But there are things you can do to decrease the compensation problem -- you can be aware of it and minimize these behaviors, and you can delay a brand switch for a few days if you notice that you're compensating (some people's bodies take a little longer to adjust and they will naturally stop compensating after a few extra days). Besides being inexpensive, this approach to "weaning" can also help you develop confidence in your ability to exercise some control over your smoking habit before you stop smoking altogether.
One effective approach for addressing your smoking habit is called "relapse prevention." This involves identifying your personal "triggers," "cues," or "high-risk situations" for smoking, and then developing "tools" or "coping skills" for dealing with them. Triggers can be a wide variety of things -- people, places, events, emotions.
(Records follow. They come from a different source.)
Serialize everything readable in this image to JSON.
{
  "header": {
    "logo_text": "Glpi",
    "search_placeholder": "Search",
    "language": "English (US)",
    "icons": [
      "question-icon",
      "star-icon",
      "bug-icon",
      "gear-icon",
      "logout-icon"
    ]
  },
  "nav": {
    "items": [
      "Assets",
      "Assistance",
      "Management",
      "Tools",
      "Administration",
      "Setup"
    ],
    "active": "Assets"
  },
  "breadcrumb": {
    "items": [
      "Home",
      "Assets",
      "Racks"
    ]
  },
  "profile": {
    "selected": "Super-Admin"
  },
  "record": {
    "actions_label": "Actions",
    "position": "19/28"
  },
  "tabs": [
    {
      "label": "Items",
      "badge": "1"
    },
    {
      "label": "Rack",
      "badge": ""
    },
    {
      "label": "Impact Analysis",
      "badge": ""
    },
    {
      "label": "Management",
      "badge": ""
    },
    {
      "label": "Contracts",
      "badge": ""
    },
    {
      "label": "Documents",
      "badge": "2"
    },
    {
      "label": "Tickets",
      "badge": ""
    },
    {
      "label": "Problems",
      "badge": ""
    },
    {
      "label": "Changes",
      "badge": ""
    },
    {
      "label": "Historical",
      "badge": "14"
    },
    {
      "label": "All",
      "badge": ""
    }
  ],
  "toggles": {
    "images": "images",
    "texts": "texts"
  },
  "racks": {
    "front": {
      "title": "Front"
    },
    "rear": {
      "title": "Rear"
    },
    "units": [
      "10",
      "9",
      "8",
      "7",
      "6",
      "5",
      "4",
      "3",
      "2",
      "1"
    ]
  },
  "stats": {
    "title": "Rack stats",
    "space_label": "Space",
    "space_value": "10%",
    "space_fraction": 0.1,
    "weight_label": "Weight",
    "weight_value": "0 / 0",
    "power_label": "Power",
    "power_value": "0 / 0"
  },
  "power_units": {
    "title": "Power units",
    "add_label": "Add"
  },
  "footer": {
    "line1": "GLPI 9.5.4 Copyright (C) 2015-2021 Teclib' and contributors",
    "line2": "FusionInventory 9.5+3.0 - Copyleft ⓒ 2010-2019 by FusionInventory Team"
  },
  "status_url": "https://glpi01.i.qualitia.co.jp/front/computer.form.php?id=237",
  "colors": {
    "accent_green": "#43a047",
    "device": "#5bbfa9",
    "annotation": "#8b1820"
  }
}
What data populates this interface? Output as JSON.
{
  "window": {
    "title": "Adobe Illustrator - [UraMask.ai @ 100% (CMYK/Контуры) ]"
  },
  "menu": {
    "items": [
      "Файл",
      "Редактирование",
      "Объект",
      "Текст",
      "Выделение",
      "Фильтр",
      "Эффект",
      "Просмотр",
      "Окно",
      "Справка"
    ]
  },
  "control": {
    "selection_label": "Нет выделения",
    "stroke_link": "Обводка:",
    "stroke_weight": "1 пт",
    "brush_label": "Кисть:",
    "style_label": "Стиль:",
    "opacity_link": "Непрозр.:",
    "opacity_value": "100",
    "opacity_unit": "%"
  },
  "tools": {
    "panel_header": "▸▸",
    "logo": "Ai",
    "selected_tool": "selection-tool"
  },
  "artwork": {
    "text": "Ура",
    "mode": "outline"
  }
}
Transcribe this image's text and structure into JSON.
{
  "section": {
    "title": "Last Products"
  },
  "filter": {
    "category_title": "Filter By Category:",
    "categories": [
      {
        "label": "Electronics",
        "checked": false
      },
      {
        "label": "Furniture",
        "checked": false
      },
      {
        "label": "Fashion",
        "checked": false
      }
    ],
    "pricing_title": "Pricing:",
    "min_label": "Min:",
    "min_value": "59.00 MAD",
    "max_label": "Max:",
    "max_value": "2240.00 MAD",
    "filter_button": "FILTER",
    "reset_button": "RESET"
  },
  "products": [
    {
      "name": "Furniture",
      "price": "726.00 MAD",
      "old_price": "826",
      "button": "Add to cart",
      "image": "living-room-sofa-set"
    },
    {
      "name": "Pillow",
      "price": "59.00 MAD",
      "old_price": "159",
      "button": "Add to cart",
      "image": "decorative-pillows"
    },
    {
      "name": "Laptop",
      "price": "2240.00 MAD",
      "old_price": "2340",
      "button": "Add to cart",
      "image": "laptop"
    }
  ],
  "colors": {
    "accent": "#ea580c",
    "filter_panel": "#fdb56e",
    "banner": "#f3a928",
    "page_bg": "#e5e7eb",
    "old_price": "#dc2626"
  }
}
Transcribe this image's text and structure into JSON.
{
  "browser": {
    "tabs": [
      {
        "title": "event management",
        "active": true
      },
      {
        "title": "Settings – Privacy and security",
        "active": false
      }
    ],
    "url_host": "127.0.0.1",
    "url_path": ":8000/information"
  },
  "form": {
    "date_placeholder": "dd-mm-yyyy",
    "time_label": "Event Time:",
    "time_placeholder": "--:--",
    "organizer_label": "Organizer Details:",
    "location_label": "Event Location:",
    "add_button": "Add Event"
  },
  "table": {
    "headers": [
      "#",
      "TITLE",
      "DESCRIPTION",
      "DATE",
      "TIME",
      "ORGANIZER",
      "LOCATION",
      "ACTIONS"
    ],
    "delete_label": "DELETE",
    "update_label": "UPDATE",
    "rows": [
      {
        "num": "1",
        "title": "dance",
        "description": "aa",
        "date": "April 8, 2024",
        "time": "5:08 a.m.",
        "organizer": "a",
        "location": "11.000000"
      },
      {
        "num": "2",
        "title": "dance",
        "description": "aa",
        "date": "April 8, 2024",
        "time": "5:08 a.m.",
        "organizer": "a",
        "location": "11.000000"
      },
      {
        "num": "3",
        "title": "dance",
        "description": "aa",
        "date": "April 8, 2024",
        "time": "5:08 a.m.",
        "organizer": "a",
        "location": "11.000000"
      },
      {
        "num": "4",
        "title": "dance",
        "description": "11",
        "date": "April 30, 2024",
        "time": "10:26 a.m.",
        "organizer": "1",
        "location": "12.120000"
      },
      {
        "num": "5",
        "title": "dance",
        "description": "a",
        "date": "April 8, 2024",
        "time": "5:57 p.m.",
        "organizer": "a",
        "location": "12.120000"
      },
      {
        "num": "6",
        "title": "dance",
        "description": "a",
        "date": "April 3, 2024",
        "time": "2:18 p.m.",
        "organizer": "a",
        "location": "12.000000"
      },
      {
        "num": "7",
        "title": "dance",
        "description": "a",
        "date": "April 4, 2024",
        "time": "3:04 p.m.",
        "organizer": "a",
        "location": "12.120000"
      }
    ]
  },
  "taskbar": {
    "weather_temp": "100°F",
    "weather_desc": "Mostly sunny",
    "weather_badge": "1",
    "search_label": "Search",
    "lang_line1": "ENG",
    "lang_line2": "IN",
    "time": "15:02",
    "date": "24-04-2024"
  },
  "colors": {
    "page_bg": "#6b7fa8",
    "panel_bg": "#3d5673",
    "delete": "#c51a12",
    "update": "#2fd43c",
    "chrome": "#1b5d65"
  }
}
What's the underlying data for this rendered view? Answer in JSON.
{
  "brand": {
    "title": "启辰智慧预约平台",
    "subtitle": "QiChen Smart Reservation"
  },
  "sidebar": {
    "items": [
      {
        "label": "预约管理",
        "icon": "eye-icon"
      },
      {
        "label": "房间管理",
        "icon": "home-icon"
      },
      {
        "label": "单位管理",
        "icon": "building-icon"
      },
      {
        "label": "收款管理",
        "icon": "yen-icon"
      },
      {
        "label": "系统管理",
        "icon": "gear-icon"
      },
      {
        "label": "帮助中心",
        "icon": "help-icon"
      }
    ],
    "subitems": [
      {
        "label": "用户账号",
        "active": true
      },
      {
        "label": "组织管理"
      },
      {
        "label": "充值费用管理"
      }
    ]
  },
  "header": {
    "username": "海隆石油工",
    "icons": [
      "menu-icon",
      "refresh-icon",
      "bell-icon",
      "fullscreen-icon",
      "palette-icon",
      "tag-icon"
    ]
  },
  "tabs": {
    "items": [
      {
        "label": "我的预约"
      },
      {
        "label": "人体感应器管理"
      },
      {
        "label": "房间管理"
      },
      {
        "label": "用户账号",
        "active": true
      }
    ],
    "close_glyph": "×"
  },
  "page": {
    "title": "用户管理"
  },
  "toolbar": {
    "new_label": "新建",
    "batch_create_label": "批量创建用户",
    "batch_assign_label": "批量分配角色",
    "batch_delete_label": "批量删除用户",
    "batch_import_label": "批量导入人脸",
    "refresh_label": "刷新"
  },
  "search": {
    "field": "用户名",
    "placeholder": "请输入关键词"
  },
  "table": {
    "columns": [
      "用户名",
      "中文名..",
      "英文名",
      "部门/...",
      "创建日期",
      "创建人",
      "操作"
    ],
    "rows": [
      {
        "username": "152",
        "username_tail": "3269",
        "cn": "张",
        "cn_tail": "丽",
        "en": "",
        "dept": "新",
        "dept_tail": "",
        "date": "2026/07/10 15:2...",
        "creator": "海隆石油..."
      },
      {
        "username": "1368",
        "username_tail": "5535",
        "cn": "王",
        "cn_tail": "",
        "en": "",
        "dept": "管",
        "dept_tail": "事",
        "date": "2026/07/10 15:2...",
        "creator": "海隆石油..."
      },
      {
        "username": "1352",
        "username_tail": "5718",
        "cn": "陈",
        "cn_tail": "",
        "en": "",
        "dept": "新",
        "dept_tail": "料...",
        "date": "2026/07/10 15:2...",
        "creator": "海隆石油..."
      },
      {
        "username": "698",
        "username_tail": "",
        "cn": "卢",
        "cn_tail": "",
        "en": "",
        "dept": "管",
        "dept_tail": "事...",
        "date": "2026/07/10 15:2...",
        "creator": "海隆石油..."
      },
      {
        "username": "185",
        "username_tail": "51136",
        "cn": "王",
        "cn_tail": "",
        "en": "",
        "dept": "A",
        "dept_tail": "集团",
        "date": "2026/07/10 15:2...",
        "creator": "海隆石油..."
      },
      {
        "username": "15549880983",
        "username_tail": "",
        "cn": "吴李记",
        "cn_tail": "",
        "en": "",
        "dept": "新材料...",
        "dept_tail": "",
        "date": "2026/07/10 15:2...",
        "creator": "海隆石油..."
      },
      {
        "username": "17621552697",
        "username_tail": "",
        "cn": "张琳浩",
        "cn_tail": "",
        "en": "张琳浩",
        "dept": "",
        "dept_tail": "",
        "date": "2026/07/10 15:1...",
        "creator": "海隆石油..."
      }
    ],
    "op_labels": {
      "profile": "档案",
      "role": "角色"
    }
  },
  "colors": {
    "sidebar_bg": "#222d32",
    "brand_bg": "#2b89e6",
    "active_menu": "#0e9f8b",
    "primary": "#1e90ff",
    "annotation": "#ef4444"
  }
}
Do you smoke after meals, at parties, when you're angry or anxious or bored, or in your car?
Once you've identified the situations that are likely to put you at risk for relapsing after you've quit, you can develop ways to cope with them. If you smoke when you're anxious, learn a deep breathing skill or work on some calming thoughts you can say to yourself when you're nervous (e.g., "Calm," "Relax").
If you smoke, when you're bored, make a list of 10 things you can do instead of smoke and keep it handy for after you've quit. If you smoke after dinner, plan to go for a walk each night after dinner instead. In other words, plan ahead and develop ways to avoid, escape from, or cope with the things that might trigger you to return to smoking after you've quit.
Continue to identify difficult situations after you quit and continue to work on improving your coping skills so that you can stay smoke free. If you slip, don't give up! -- examine the situation to identify hidden or new triggers, develop some new coping skills or strengthen your existing ones, then set another quit date, and try again.
Another effective approach for addressing your smoking habit is to develop a quit smoking contract with yourself -- plan to give yourself small rewards for each day, and progressively larger rewards for increasingly longer periods of time, that you stay smoke free.
Yet another effective approach is to develop a support system for quitting -- ask a non-smoking friend or family member to be your "buddy," someone you can call to help you through tough times and someone who can help reward you for time smoke free (by doing one of your household chores for you for a full day smoke free, by taking you to lunch for being smoke free for a whole week).
Remember, combining approaches that address both your physical addiction and your smoking habit is most likely to be effective...and, as the old adage says, "If at first you don't succeed -- Try, Try again!"
Luckily, there are many excellent resources available to help you quit smoking. Nonprofit groups can be found in communities throughout the country: